Scotland delays DRS over coronavirus fears

The Scottish Government has delayed the introduction of its deposit return scheme (DRS) until 1 July 2022 amid concerns over the Covid-19 pandemic.

A reverse vending machine

With coronavirus expected to have long-lasting and devastating economic impacts, Environment Secretary Roseanna Cunningham confirmed on Monday (16 March) that the DRS will be pushed back from the original start date of 1 April 2021 to allow businesses time to prepare for the scheme.

According to Zero Waste Scotland, there will be a few changes to the proposed DRS plans following consultation with island communities, feedback from the Scottish Parliament’s Environment Committee and stakeholder input. There will also be 17,000 more return points across the country, in order to make the scheme as accessible as possible.

Cunningham explained: “Our Deposit Return Scheme will be the first national scheme of its type operating in the UK. By including a wide range of materials, including glass, and setting a deposit of 20p, we are giving the people of Scotland a clear and straightforward way to do their bit for the environment.

“Having listened to the views of stakeholders, I have agreed to extend the ‘go-live’ date from April 2021 to July 2022. This will give businesses more time to prepare their premises for the scheme and crucially, provides flexibility in the immediate term as the whole country prepares to deal with Covid-19 – the impact of which continues to be closely monitored.

“One very important way of achieving our climate targets is in tackling throw-away culture and building a circular economy where our resources are kept in use for as long as possible, and our Deposit Return Scheme is just one part of this.”

Scotland goes all in

Scotland is set to adopt the ‘all in’ DRS model, where all drinks containers of between 50 millilitres and three litres in size made from aluminium, steel, glass and PET plastic will carry a deposit of 20 pence, which can be recouped when returned for recycling.

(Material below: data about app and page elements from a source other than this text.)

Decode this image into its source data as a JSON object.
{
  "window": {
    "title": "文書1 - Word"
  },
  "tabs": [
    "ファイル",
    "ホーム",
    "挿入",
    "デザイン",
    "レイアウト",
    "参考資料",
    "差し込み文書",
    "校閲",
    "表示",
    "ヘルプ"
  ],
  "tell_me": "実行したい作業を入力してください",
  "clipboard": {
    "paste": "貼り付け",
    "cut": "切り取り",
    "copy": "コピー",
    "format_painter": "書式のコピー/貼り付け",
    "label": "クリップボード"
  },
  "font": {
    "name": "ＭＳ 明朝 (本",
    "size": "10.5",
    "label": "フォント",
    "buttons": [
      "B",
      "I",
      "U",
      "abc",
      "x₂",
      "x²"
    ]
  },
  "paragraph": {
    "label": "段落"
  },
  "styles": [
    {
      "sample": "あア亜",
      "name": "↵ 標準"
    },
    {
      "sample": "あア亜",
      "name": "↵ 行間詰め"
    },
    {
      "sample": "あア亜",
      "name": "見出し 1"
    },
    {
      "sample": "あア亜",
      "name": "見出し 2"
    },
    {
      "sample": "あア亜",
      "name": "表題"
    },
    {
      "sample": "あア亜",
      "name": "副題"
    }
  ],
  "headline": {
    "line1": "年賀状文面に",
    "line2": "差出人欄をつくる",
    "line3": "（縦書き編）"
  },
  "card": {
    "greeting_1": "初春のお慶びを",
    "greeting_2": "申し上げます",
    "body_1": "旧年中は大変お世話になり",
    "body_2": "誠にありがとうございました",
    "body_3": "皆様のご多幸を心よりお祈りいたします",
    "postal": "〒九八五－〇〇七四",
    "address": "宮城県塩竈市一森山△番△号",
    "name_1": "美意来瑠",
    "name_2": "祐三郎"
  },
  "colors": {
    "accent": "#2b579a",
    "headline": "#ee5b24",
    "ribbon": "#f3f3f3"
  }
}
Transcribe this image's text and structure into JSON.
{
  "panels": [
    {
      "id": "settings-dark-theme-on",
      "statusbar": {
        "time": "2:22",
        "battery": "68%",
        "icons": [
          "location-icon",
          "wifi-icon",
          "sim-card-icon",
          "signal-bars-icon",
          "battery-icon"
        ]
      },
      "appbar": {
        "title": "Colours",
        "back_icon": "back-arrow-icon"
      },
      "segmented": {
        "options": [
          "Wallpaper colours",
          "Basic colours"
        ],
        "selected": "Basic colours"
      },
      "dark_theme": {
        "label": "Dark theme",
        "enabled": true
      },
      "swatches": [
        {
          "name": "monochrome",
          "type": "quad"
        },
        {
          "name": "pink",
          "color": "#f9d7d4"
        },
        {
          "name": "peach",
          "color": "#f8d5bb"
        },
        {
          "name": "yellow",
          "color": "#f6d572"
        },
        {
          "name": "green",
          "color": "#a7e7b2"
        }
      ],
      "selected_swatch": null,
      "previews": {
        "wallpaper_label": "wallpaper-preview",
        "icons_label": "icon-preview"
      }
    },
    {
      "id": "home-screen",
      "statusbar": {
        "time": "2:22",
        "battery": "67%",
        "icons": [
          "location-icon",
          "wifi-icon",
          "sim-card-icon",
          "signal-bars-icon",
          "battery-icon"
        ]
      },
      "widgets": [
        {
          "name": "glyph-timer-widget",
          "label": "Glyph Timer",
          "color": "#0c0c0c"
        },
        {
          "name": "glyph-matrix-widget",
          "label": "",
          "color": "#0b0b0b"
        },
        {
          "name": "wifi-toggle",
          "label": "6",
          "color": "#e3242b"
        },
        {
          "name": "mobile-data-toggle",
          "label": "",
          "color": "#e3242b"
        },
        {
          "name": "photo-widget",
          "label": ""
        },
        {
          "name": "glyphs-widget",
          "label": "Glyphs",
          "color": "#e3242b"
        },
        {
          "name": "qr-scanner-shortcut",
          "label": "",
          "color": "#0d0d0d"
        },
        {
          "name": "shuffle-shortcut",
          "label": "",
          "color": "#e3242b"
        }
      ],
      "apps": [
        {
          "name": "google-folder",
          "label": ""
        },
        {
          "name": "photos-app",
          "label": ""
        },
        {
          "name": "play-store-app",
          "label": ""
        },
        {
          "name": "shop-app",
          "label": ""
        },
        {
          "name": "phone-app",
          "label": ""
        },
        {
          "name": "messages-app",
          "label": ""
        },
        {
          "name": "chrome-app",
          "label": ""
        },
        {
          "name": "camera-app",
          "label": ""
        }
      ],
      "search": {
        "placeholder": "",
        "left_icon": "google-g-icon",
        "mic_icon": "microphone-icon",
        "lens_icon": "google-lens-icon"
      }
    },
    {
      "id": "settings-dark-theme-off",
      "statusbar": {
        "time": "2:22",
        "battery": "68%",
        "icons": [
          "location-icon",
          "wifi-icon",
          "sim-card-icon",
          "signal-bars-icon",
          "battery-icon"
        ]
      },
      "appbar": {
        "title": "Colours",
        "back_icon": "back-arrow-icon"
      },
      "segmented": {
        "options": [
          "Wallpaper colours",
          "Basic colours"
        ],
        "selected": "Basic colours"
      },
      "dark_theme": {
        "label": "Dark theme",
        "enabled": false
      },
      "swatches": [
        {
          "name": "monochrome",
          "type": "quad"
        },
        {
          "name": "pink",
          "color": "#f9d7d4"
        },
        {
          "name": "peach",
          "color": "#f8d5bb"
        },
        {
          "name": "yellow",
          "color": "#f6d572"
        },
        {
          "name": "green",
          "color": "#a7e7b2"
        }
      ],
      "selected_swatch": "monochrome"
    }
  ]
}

Although Zero Waste Scotland has estimated that this will result in a 90 per cent reduction in litter, concerns have been raised with the proposed scheme – the Aluminium Packaging Recycling Organisation (Alupro) has claimed that the DRS could result in 823 million more plastic bottles entering the market, as the flat-rate 20 pence deposit will encourage consumers to choose larger plastic bottles rather than multi-pack cans.

The impact of the DRS on small businesses has also been discussed, with the Federation of Small Businesses calling for businesses under 200 square feet to be exempt from the scheme due to space and staffing restrictions. With small businesses set to face financial strain amid the coronavirus fallout, such issues look likely to become increasingly pertinent.

Related Articles